#### DATASET RECORDS:
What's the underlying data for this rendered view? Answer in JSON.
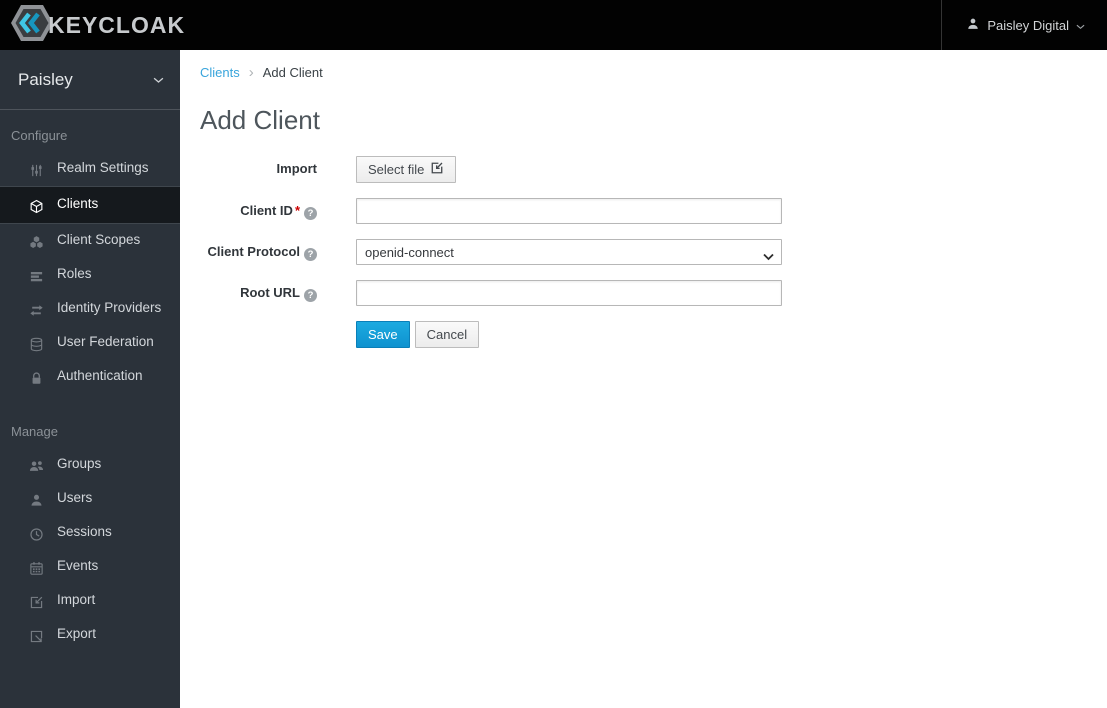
{
  "topbar": {
    "brand": "KEYCLOAK",
    "user_menu": {
      "name": "Paisley Digital",
      "icon": "user-icon",
      "chevron_icon": "chevron-down-icon"
    }
  },
  "sidebar": {
    "realm_selector": {
      "name": "Paisley",
      "chevron_icon": "chevron-down-icon"
    },
    "sections": [
      {
        "label": "Configure",
        "items": [
          {
            "label": "Realm Settings",
            "icon": "sliders-icon",
            "active": false
          },
          {
            "label": "Clients",
            "icon": "cube-icon",
            "active": true
          },
          {
            "label": "Client Scopes",
            "icon": "cubes-icon",
            "active": false
          },
          {
            "label": "Roles",
            "icon": "list-icon",
            "active": false
          },
          {
            "label": "Identity Providers",
            "icon": "exchange-arrows-icon",
            "active": false
          },
          {
            "label": "User Federation",
            "icon": "database-icon",
            "active": false
          },
          {
            "label": "Authentication",
            "icon": "lock-icon",
            "active": false
          }
        ]
      },
      {
        "label": "Manage",
        "items": [
          {
            "label": "Groups",
            "icon": "group-icon",
            "active": false
          },
          {
            "label": "Users",
            "icon": "user-icon",
            "active": false
          },
          {
            "label": "Sessions",
            "icon": "clock-icon",
            "active": false
          },
          {
            "label": "Events",
            "icon": "calendar-icon",
            "active": false
          },
          {
            "label": "Import",
            "icon": "import-icon",
            "active": false
          },
          {
            "label": "Export",
            "icon": "export-icon",
            "active": false
          }
        ]
      }
    ]
  },
  "breadcrumb": {
    "separator": "›",
    "items": [
      {
        "label": "Clients",
        "link": true
      },
      {
        "label": "Add Client",
        "link": false
      }
    ]
  },
  "main": {
    "title": "Add Client",
    "form": {
      "required_marker": "*",
      "fields": [
        {
          "label": "Import",
          "control": "button",
          "button_label": "Select file",
          "button_icon": "import-icon"
        },
        {
          "label": "Client ID",
          "required": true,
          "help": true,
          "control": "text",
          "value": ""
        },
        {
          "label": "Client Protocol",
          "help": true,
          "control": "select",
          "value": "openid-connect"
        },
        {
          "label": "Root URL",
          "help": true,
          "control": "text",
          "value": ""
        }
      ],
      "actions": {
        "save": "Save",
        "cancel": "Cancel"
      }
    }
  },
  "colors": {
    "accent_blue": "#0f92cf",
    "link_blue": "#39a5dc",
    "topbar_bg": "#020202",
    "sidebar_bg": "#2b323a",
    "active_item_bg": "#15191d",
    "required_red": "#cc0000"
  }
}
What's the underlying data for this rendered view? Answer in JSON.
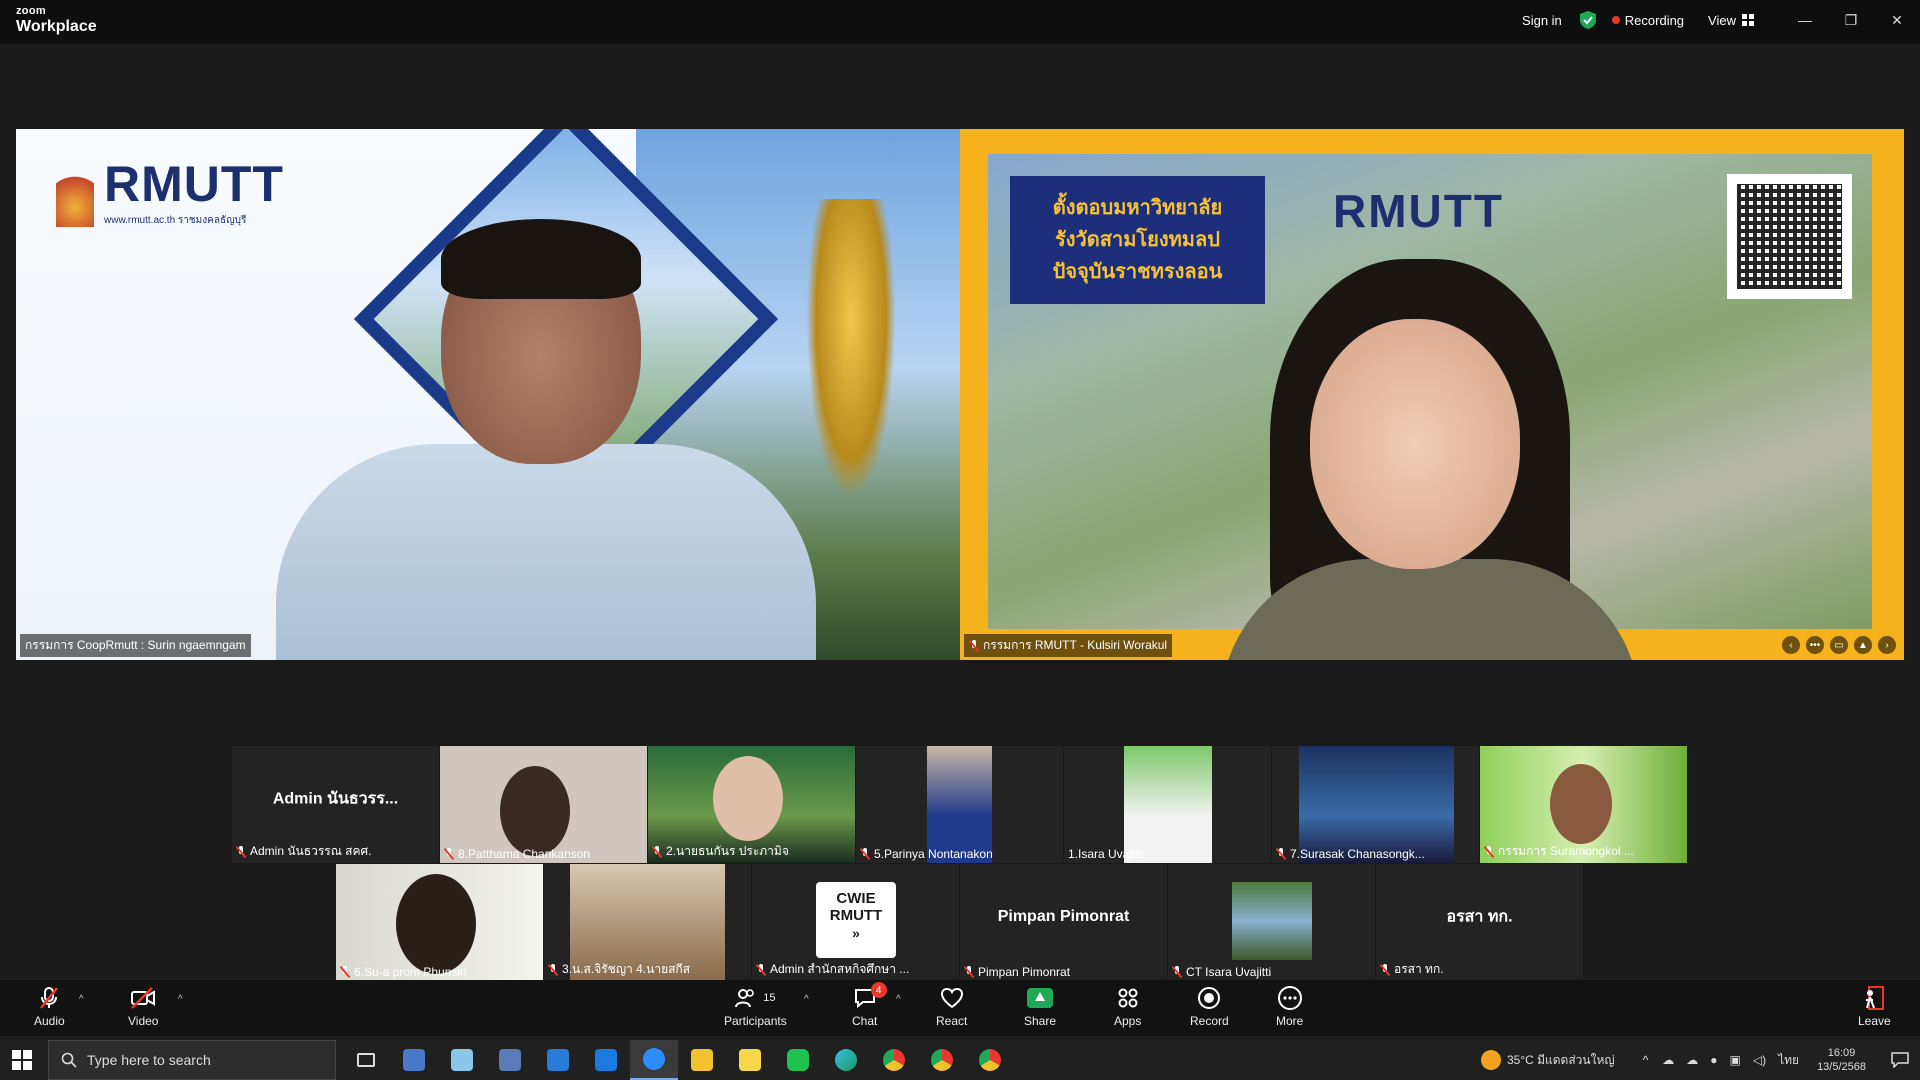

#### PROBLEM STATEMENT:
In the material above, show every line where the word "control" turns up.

#### EXERCISE ANSWER:
          "control": "button",
          "control": "text",
          "control": "select",
          "control": "text",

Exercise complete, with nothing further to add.